§ What is needed: The required output is every record, written out exactly.

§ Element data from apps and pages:
------------------------------------------------------------
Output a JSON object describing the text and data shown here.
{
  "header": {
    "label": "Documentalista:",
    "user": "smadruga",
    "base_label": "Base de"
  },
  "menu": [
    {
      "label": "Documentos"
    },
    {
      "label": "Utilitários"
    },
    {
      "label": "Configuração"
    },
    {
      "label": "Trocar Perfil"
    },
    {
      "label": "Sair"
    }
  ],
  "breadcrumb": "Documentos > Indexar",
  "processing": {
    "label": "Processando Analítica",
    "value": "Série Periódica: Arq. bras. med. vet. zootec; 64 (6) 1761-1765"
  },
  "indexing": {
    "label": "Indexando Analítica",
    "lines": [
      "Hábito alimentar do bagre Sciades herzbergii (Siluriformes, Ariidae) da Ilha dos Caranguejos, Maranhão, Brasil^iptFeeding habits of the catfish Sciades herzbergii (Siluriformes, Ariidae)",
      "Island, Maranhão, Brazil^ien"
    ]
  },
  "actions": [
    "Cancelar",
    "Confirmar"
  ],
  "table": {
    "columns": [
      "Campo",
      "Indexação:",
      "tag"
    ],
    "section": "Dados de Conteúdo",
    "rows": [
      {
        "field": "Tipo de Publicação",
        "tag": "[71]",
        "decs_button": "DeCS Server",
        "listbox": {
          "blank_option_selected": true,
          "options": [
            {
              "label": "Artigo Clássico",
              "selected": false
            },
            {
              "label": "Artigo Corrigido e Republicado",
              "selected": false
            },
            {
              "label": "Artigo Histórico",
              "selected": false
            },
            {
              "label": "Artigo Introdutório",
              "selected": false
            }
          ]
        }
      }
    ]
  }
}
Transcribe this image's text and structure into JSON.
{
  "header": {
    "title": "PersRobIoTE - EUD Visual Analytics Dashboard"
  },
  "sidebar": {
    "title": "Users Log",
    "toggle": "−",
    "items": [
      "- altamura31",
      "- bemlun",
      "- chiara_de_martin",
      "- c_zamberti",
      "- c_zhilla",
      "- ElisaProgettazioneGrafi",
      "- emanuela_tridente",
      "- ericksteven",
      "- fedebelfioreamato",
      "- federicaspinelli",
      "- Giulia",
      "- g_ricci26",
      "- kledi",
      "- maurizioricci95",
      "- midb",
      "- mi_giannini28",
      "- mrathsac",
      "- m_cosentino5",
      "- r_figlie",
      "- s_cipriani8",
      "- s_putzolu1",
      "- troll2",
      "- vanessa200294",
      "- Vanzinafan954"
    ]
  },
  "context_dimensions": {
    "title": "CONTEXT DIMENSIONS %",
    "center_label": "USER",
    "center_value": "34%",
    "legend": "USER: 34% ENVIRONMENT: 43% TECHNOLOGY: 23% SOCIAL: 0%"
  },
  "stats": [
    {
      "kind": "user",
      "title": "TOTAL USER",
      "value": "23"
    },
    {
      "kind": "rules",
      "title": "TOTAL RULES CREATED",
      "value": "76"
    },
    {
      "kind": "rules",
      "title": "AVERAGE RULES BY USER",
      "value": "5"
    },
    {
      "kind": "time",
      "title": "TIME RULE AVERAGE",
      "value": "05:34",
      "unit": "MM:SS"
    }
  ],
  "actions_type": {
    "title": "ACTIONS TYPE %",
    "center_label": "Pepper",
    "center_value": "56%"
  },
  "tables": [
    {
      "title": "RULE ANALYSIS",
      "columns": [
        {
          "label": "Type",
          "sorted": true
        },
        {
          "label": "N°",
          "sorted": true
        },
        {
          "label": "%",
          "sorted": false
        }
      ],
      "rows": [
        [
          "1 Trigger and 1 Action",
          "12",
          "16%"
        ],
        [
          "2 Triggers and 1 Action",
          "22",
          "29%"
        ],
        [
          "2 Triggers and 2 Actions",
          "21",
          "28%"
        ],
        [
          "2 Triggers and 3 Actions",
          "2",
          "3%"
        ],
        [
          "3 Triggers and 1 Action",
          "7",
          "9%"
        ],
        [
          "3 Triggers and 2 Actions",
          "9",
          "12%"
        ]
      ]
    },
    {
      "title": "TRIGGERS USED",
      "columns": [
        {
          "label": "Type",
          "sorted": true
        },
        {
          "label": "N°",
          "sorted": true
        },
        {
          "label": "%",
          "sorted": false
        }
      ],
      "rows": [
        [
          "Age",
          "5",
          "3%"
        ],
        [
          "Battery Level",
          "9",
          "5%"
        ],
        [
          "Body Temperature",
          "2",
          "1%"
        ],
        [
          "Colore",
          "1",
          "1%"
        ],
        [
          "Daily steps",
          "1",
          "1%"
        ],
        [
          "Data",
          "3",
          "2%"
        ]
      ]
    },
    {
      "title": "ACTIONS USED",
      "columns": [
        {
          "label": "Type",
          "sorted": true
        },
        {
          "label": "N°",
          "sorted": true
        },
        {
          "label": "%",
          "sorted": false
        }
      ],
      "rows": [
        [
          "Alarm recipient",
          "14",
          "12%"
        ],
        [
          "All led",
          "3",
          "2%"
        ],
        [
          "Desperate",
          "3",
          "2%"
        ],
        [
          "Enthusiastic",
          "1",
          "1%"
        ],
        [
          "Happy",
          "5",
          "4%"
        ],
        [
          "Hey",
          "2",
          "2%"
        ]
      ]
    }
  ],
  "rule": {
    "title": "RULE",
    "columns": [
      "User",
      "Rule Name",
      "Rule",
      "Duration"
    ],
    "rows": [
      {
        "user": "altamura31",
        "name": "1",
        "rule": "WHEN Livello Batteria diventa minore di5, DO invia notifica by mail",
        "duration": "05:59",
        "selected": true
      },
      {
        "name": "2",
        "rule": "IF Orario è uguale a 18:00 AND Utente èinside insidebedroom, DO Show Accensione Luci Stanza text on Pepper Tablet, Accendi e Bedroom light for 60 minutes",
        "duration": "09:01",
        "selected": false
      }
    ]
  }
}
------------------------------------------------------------
§ Problem solution:
Output a JSON object describing the text and data shown here.
{
  "header": {
    "label": "Documentalista:",
    "user": "smadruga",
    "base_label": "Base de"
  },
  "menu": [
    {
      "label": "Documentos"
    },
    {
      "label": "Utilitários"
    },
    {
      "label": "Configuração"
    },
    {
      "label": "Trocar Perfil"
    },
    {
      "label": "Sair"
    }
  ],
  "breadcrumb": "Documentos > Indexar",
  "processing": {
    "label": "Processando Analítica",
    "value": "Série Periódica: Arq. bras. med. vet. zootec; 64 (6) 1761-1765"
  },
  "indexing": {
    "label": "Indexando Analítica",
    "lines": [
      "Hábito alimentar do bagre Sciades herzbergii (Siluriformes, Ariidae) da Ilha dos Caranguejos, Maranhão, Brasil^iptFeeding habits of the catfish Sciades herzbergii (Siluriformes, Ariidae)",
      "Island, Maranhão, Brazil^ien"
    ]
  },
  "actions": [
    "Cancelar",
    "Confirmar"
  ],
  "table": {
    "columns": [
      "Campo",
      "Indexação:",
      "tag"
    ],
    "section": "Dados de Conteúdo",
    "rows": [
      {
        "field": "Tipo de Publicação",
        "tag": "[71]",
        "decs_button": "DeCS Server",
        "listbox": {
          "blank_option_selected": true,
          "options": [
            {
              "label": "Artigo Clássico",
              "selected": false
            },
            {
              "label": "Artigo Corrigido e Republicado",
              "selected": false
            },
            {
              "label": "Artigo Histórico",
              "selected": false
            },
            {
              "label": "Artigo Introdutório",
              "selected": false
            }
          ]
        }
      }
    ]
  }
}
Transcribe this image's text and structure into JSON.
{
  "header": {
    "title": "PersRobIoTE - EUD Visual Analytics Dashboard"
  },
  "sidebar": {
    "title": "Users Log",
    "toggle": "−",
    "items": [
      "- altamura31",
      "- bemlun",
      "- chiara_de_martin",
      "- c_zamberti",
      "- c_zhilla",
      "- ElisaProgettazioneGrafi",
      "- emanuela_tridente",
      "- ericksteven",
      "- fedebelfioreamato",
      "- federicaspinelli",
      "- Giulia",
      "- g_ricci26",
      "- kledi",
      "- maurizioricci95",
      "- midb",
      "- mi_giannini28",
      "- mrathsac",
      "- m_cosentino5",
      "- r_figlie",
      "- s_cipriani8",
      "- s_putzolu1",
      "- troll2",
      "- vanessa200294",
      "- Vanzinafan954"
    ]
  },
  "context_dimensions": {
    "title": "CONTEXT DIMENSIONS %",
    "center_label": "USER",
    "center_value": "34%",
    "legend": "USER: 34% ENVIRONMENT: 43% TECHNOLOGY: 23% SOCIAL: 0%"
  },
  "stats": [
    {
      "kind": "user",
      "title": "TOTAL USER",
      "value": "23"
    },
    {
      "kind": "rules",
      "title": "TOTAL RULES CREATED",
      "value": "76"
    },
    {
      "kind": "rules",
      "title": "AVERAGE RULES BY USER",
      "value": "5"
    },
    {
      "kind": "time",
      "title": "TIME RULE AVERAGE",
      "value": "05:34",
      "unit": "MM:SS"
    }
  ],
  "actions_type": {
    "title": "ACTIONS TYPE %",
    "center_label": "Pepper",
    "center_value": "56%"
  },
  "tables": [
    {
      "title": "RULE ANALYSIS",
      "columns": [
        {
          "label": "Type",
          "sorted": true
        },
        {
          "label": "N°",
          "sorted": true
        },
        {
          "label": "%",
          "sorted": false
        }
      ],
      "rows": [
        [
          "1 Trigger and 1 Action",
          "12",
          "16%"
        ],
        [
          "2 Triggers and 1 Action",
          "22",
          "29%"
        ],
        [
          "2 Triggers and 2 Actions",
          "21",
          "28%"
        ],
        [
          "2 Triggers and 3 Actions",
          "2",
          "3%"
        ],
        [
          "3 Triggers and 1 Action",
          "7",
          "9%"
        ],
        [
          "3 Triggers and 2 Actions",
          "9",
          "12%"
        ]
      ]
    },
    {
      "title": "TRIGGERS USED",
      "columns": [
        {
          "label": "Type",
          "sorted": true
        },
        {
          "label": "N°",
          "sorted": true
        },
        {
          "label": "%",
          "sorted": false
        }
      ],
      "rows": [
        [
          "Age",
          "5",
          "3%"
        ],
        [
          "Battery Level",
          "9",
          "5%"
        ],
        [
          "Body Temperature",
          "2",
          "1%"
        ],
        [
          "Colore",
          "1",
          "1%"
        ],
        [
          "Daily steps",
          "1",
          "1%"
        ],
        [
          "Data",
          "3",
          "2%"
        ]
      ]
    },
    {
      "title": "ACTIONS USED",
      "columns": [
        {
          "label": "Type",
          "sorted": true
        },
        {
          "label": "N°",
          "sorted": true
        },
        {
          "label": "%",
          "sorted": false
        }
      ],
      "rows": [
        [
          "Alarm recipient",
          "14",
          "12%"
        ],
        [
          "All led",
          "3",
          "2%"
        ],
        [
          "Desperate",
          "3",
          "2%"
        ],
        [
          "Enthusiastic",
          "1",
          "1%"
        ],
        [
          "Happy",
          "5",
          "4%"
        ],
        [
          "Hey",
          "2",
          "2%"
        ]
      ]
    }
  ],
  "rule": {
    "title": "RULE",
    "columns": [
      "User",
      "Rule Name",
      "Rule",
      "Duration"
    ],
    "rows": [
      {
        "user": "altamura31",
        "name": "1",
        "rule": "WHEN Livello Batteria diventa minore di5, DO invia notifica by mail",
        "duration": "05:59",
        "selected": true
      },
      {
        "name": "2",
        "rule": "IF Orario è uguale a 18:00 AND Utente èinside insidebedroom, DO Show Accensione Luci Stanza text on Pepper Tablet, Accendi e Bedroom light for 60 minutes",
        "duration": "09:01",
        "selected": false
      }
    ]
  }
}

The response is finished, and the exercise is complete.